▶ **Problem**
Search the entries for the word "Untitled" and copy each line that has it.

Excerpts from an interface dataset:
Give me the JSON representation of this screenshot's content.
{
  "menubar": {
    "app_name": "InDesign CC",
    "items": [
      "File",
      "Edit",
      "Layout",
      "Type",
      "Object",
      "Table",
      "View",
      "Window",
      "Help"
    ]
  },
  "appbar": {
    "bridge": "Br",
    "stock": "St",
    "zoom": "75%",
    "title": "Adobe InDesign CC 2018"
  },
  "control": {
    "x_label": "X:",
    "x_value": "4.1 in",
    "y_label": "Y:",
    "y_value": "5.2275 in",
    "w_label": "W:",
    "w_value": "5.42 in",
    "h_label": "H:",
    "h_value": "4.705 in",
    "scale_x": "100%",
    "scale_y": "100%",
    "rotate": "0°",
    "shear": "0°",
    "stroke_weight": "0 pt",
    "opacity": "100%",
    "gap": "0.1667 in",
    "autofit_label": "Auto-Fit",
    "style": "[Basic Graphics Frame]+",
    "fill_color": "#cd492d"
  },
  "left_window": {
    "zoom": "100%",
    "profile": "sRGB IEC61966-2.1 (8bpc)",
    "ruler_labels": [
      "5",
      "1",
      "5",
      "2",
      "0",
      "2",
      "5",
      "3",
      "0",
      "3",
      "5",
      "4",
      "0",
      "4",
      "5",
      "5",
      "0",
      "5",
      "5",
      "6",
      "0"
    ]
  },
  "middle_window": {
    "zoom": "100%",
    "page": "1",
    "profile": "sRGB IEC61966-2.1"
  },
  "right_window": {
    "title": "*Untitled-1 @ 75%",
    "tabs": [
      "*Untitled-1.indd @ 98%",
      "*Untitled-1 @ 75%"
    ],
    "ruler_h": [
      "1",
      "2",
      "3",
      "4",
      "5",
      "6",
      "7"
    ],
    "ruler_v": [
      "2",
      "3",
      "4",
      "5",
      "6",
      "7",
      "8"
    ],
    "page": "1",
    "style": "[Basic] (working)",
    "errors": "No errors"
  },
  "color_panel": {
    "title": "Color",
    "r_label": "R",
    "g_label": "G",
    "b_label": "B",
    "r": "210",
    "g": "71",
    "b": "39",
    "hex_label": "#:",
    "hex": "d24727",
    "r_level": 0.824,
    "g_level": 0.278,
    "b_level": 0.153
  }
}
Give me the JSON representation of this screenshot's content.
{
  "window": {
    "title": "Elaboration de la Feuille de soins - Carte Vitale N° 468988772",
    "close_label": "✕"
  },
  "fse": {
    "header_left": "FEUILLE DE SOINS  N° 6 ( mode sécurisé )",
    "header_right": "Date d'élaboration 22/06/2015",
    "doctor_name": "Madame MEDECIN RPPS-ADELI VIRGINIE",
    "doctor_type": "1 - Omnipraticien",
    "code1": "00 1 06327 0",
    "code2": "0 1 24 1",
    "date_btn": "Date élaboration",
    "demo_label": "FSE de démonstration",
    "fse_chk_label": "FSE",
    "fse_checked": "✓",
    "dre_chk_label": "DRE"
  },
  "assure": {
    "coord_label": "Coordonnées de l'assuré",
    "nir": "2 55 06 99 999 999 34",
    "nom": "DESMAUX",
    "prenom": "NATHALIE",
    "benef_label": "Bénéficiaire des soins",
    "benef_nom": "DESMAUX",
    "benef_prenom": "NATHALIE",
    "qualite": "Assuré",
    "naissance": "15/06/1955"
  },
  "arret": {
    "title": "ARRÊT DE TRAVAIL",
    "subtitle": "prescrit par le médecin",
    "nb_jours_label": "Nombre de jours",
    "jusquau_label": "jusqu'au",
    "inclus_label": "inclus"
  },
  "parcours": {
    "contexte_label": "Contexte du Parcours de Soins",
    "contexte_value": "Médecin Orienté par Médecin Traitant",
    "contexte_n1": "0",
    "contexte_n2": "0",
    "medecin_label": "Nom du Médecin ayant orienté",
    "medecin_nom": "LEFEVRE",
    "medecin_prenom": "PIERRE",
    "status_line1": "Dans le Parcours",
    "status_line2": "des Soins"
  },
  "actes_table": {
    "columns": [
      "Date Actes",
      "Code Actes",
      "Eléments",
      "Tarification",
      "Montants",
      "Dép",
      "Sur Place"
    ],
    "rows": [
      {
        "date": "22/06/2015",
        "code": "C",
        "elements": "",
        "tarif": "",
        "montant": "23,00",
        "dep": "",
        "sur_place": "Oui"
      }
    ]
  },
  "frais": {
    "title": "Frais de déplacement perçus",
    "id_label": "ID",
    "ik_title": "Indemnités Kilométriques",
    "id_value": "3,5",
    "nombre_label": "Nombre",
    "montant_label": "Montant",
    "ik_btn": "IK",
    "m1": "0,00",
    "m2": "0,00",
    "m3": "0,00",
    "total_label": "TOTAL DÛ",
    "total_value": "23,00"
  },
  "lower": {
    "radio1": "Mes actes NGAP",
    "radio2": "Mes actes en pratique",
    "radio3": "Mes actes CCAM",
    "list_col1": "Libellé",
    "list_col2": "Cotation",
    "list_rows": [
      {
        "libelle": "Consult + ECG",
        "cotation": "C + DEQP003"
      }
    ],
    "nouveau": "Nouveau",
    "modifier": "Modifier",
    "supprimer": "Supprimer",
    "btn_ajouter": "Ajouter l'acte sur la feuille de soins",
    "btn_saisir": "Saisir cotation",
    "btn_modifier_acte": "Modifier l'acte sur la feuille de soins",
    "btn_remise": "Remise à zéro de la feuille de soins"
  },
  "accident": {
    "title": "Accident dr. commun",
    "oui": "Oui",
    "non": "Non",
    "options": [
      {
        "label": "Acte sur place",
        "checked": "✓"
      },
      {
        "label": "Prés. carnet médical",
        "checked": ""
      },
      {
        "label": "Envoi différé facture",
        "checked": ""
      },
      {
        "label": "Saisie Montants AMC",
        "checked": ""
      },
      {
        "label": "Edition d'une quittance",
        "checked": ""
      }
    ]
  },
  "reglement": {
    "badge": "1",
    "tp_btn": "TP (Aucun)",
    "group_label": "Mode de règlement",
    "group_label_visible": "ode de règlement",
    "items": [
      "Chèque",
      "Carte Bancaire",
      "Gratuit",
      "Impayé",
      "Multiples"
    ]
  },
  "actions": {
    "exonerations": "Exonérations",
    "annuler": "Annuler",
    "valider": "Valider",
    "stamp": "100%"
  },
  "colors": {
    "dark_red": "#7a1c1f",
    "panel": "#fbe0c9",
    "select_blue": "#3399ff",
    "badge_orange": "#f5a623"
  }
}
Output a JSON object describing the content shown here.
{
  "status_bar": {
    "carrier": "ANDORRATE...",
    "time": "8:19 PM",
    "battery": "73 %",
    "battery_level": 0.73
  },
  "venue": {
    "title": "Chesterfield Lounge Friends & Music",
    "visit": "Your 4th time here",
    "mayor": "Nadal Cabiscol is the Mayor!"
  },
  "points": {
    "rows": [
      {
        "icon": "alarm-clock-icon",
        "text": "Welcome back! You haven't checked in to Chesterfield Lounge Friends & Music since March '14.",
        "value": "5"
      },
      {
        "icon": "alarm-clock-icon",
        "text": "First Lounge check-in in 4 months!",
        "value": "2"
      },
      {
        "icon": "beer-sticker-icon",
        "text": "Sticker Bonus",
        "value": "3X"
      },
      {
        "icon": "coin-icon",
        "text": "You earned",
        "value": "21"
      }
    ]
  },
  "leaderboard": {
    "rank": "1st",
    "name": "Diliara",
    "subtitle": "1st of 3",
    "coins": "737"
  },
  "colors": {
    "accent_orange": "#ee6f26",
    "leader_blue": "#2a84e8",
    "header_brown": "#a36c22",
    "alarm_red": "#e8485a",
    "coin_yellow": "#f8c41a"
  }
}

▶ **Result of the task**
    "title": "*Untitled-1 @ 75%",
      "*Untitled-1.indd @ 98%",
      "*Untitled-1 @ 75%"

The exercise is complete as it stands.